One of his first hires was Aaron Earls, who designed a sales plan that called for bypassing advertising and public relations firms and calling companies directly. Snyder hit up his political contacts. One was a lobbyist for Burger King. The restaurant chain became an early blue-chip client.

Snyder thought big from the beginning. He envisioned a company with $20 million in revenue, so he incorporated in Delaware, which has favorable corporate laws. Revenue grew fast. NMS charged annual retainers of $250,000 to $1 million. The growing popularity of blogging and the blogosphere around 2002 "put NMS on steroids," Snyder said.

By 2006, the company was grossing $10 million and had 55 employees, according to published reports. Big clients rolled in. ABC, Merck, SciFi Channel, Paramount Pictures and Pepsi, among others. Snyder had a line of bank credit but no debt, so the company didn't get dragged down by interest payments.

"The hard part was managing growth," Snyder said. "We spend a lot of time hiring and training.
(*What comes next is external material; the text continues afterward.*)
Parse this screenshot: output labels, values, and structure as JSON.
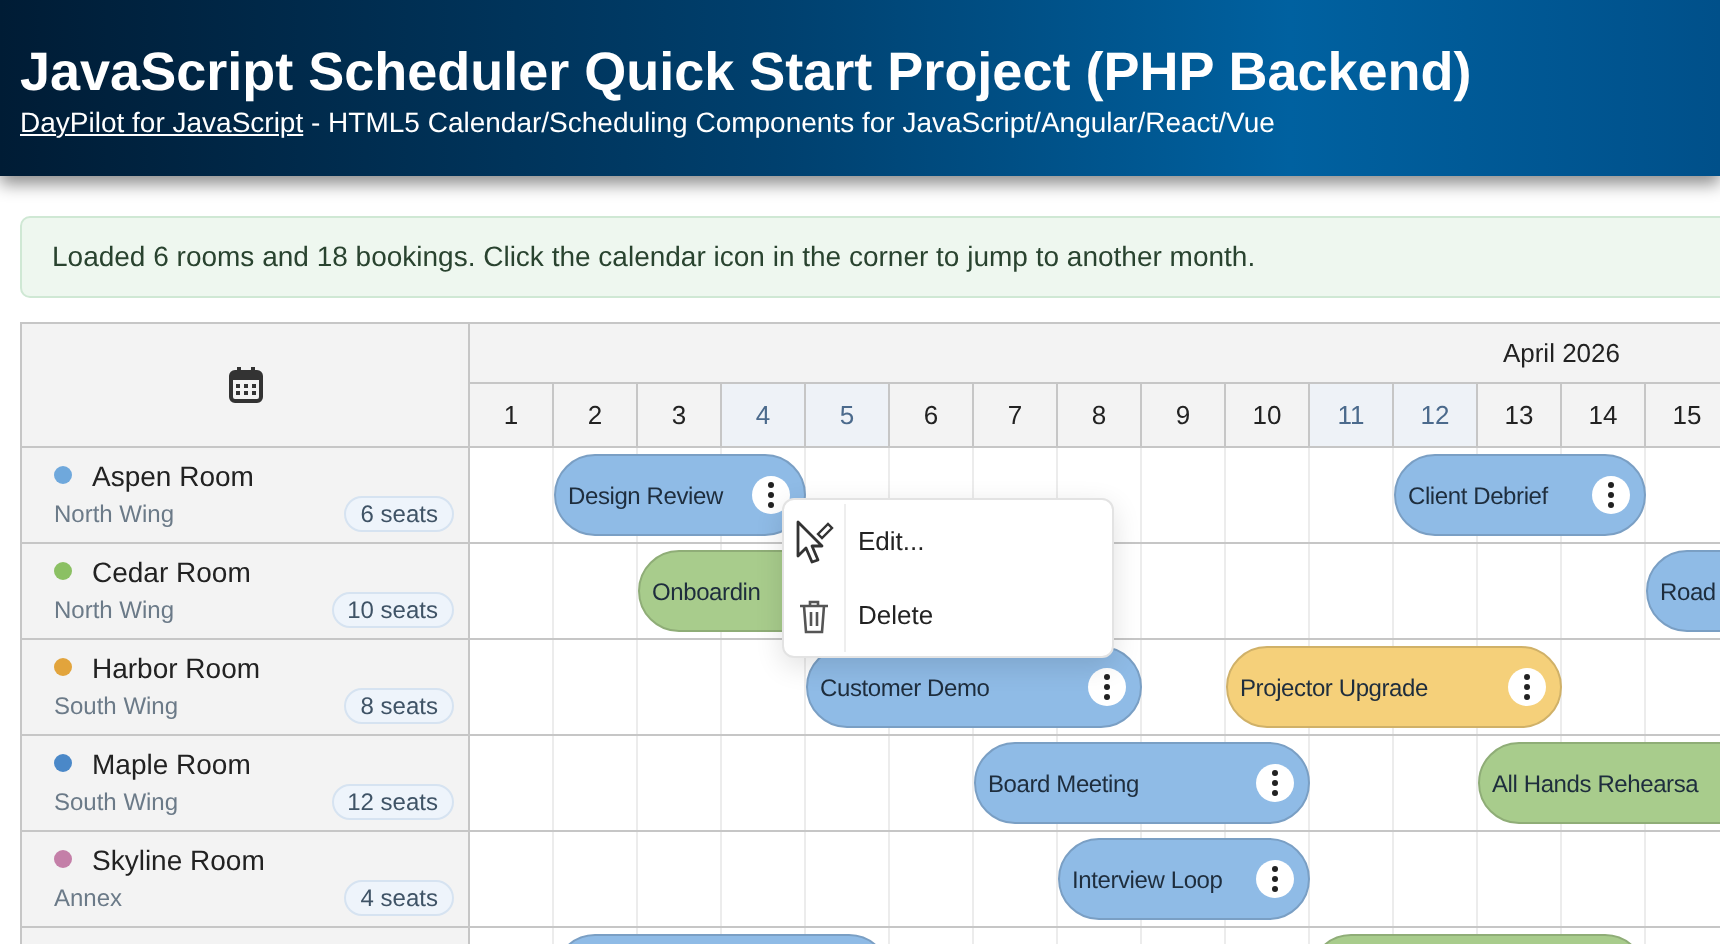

You can get college graduates now who understand the power of social media because they have been using Facebook for years. It wasn't true five years ago."

Employees earn from $40,000 to more than $200,000. The biggest rewards go to people who bring in new business. "I want to hire people with an entrepreneurial feel. And the only way you can do that is by giving them a piece of the action," Snyder said.

His payroll is his biggest cost, followed by rent and then equipment/technology. Meredith approached in 2006 looking to expand beyond ink on paper. Snyder cut a deal in January of 2007. The $30 million sales price includes a pool of several million for employees who were not shareholders in NMS.

Snyder paid off his mother's mortgage and he bought the Nantucket home. He hired a top financial adviser. He owns stocks including Google and Apple and has a host of mutual funds, bonds, some real estate and private equity. Though he gets a small salary, his real reward is the approximately $30 million windfall if he can dramatically increase revenue. He sees the online political world as his ticket.

"This town is just beginning to grasp Web 2.0," he said.

By Terri Rupar  |  August 5, 2008; 10:09 AM ET  | Category:  Value Added
Previous: MedImmune Starts Shipping FluMist | Next: Blog Maintenance


Please email us to report offensive comments.

WOW - I wish I was him! what great forward thinking.

Posted by: ALD | August 7, 2008 11:27 AM

Congratulations to Pete Synder for finding a way to make money – big money – from the new media.

Posted by: Polly Elmore | August 8, 2008 11:30 AM

The ability to communicate instantly and anonymously through the protection of the internet, while susceptible to abuse also no doubt provides more honesty of opinion since the poster does not have to say what is expected of him or her, but rather can say what he or she really believes. Pete Snyder was ahead of the curve in recognizing a way to monetize that honesty in providing valuable marketing and opinion data. Another interesting profile.

Posted by: Cooper | August 8, 2008 11:13 PM

Pete has great foresight. In fact, it is this ability over everything else that makes great business leaders in all fields. We had the opportunity to listen to him recently, thanks to Professor Adam Segal who had invited him to address our graduate class. He is amazing.

Posted by: Shreesh | August 11, 2008 1:35 PM

The comments to this entry are closed.

RSS Feed
Subscribe to The Post

© 2010 The Washington Post Company